◆ **What you have to do**: Each line of the material below is to be given again exactly.
━━ Input data ━━
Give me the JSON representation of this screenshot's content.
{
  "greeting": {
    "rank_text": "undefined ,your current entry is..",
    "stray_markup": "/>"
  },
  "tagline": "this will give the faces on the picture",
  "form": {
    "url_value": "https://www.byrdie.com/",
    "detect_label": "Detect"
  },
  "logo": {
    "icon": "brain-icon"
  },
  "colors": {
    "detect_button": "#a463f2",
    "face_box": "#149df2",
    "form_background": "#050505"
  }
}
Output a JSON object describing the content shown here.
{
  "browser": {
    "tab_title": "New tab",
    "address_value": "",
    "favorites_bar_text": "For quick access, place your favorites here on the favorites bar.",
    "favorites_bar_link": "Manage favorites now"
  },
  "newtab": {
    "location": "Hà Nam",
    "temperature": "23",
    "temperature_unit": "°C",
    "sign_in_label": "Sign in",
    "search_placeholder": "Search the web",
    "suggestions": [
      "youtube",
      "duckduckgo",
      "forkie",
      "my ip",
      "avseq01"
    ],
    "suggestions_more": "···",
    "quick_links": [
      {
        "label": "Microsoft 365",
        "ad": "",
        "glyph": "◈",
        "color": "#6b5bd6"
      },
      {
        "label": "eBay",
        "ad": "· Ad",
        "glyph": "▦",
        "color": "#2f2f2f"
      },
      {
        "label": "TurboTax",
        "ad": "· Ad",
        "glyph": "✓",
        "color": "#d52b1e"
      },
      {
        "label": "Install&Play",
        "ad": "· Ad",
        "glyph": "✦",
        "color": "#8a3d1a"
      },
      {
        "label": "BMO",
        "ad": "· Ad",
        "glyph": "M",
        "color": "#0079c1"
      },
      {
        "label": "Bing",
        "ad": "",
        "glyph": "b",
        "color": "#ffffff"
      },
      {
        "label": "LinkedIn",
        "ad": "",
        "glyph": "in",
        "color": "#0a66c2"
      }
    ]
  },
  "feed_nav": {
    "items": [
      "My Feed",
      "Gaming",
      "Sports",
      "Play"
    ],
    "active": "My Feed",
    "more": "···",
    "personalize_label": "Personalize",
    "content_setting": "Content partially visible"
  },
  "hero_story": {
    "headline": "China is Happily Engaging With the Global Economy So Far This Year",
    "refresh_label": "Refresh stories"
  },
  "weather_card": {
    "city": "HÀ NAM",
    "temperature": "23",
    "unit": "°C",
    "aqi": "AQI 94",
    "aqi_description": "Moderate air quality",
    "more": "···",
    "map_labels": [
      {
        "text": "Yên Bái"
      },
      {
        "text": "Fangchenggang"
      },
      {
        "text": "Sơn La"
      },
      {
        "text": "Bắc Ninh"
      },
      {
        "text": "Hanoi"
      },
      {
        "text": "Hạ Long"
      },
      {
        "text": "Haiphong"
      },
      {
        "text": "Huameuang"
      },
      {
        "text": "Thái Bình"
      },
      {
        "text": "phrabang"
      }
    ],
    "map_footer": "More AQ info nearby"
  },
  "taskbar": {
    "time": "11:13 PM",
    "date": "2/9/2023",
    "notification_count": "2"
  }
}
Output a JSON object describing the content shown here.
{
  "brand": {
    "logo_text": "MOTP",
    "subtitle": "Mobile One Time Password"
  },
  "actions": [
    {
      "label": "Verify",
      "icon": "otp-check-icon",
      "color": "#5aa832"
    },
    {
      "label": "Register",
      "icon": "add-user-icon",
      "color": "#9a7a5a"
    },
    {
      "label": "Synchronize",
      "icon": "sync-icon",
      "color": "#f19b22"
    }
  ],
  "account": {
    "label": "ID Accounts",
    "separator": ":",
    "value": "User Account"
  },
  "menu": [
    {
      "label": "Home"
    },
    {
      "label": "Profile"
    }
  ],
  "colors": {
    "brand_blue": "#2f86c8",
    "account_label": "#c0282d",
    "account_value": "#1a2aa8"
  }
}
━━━
◆ **Exercise response**:
Give me the JSON representation of this screenshot's content.
{
  "greeting": {
    "rank_text": "undefined ,your current entry is..",
    "stray_markup": "/>"
  },
  "tagline": "this will give the faces on the picture",
  "form": {
    "url_value": "https://www.byrdie.com/",
    "detect_label": "Detect"
  },
  "logo": {
    "icon": "brain-icon"
  },
  "colors": {
    "detect_button": "#a463f2",
    "face_box": "#149df2",
    "form_background": "#050505"
  }
}
Output a JSON object describing the content shown here.
{
  "browser": {
    "tab_title": "New tab",
    "address_value": "",
    "favorites_bar_text": "For quick access, place your favorites here on the favorites bar.",
    "favorites_bar_link": "Manage favorites now"
  },
  "newtab": {
    "location": "Hà Nam",
    "temperature": "23",
    "temperature_unit": "°C",
    "sign_in_label": "Sign in",
    "search_placeholder": "Search the web",
    "suggestions": [
      "youtube",
      "duckduckgo",
      "forkie",
      "my ip",
      "avseq01"
    ],
    "suggestions_more": "···",
    "quick_links": [
      {
        "label": "Microsoft 365",
        "ad": "",
        "glyph": "◈",
        "color": "#6b5bd6"
      },
      {
        "label": "eBay",
        "ad": "· Ad",
        "glyph": "▦",
        "color": "#2f2f2f"
      },
      {
        "label": "TurboTax",
        "ad": "· Ad",
        "glyph": "✓",
        "color": "#d52b1e"
      },
      {
        "label": "Install&Play",
        "ad": "· Ad",
        "glyph": "✦",
        "color": "#8a3d1a"
      },
      {
        "label": "BMO",
        "ad": "· Ad",
        "glyph": "M",
        "color": "#0079c1"
      },
      {
        "label": "Bing",
        "ad": "",
        "glyph": "b",
        "color": "#ffffff"
      },
      {
        "label": "LinkedIn",
        "ad": "",
        "glyph": "in",
        "color": "#0a66c2"
      }
    ]
  },
  "feed_nav": {
    "items": [
      "My Feed",
      "Gaming",
      "Sports",
      "Play"
    ],
    "active": "My Feed",
    "more": "···",
    "personalize_label": "Personalize",
    "content_setting": "Content partially visible"
  },
  "hero_story": {
    "headline": "China is Happily Engaging With the Global Economy So Far This Year",
    "refresh_label": "Refresh stories"
  },
  "weather_card": {
    "city": "HÀ NAM",
    "temperature": "23",
    "unit": "°C",
    "aqi": "AQI 94",
    "aqi_description": "Moderate air quality",
    "more": "···",
    "map_labels": [
      {
        "text": "Yên Bái"
      },
      {
        "text": "Fangchenggang"
      },
      {
        "text": "Sơn La"
      },
      {
        "text": "Bắc Ninh"
      },
      {
        "text": "Hanoi"
      },
      {
        "text": "Hạ Long"
      },
      {
        "text": "Haiphong"
      },
      {
        "text": "Huameuang"
      },
      {
        "text": "Thái Bình"
      },
      {
        "text": "phrabang"
      }
    ],
    "map_footer": "More AQ info nearby"
  },
  "taskbar": {
    "time": "11:13 PM",
    "date": "2/9/2023",
    "notification_count": "2"
  }
}
Output a JSON object describing the content shown here.
{
  "brand": {
    "logo_text": "MOTP",
    "subtitle": "Mobile One Time Password"
  },
  "actions": [
    {
      "label": "Verify",
      "icon": "otp-check-icon",
      "color": "#5aa832"
    },
    {
      "label": "Register",
      "icon": "add-user-icon",
      "color": "#9a7a5a"
    },
    {
      "label": "Synchronize",
      "icon": "sync-icon",
      "color": "#f19b22"
    }
  ],
  "account": {
    "label": "ID Accounts",
    "separator": ":",
    "value": "User Account"
  },
  "menu": [
    {
      "label": "Home"
    },
    {
      "label": "Profile"
    }
  ],
  "colors": {
    "brand_blue": "#2f86c8",
    "account_label": "#c0282d",
    "account_value": "#1a2aa8"
  }
}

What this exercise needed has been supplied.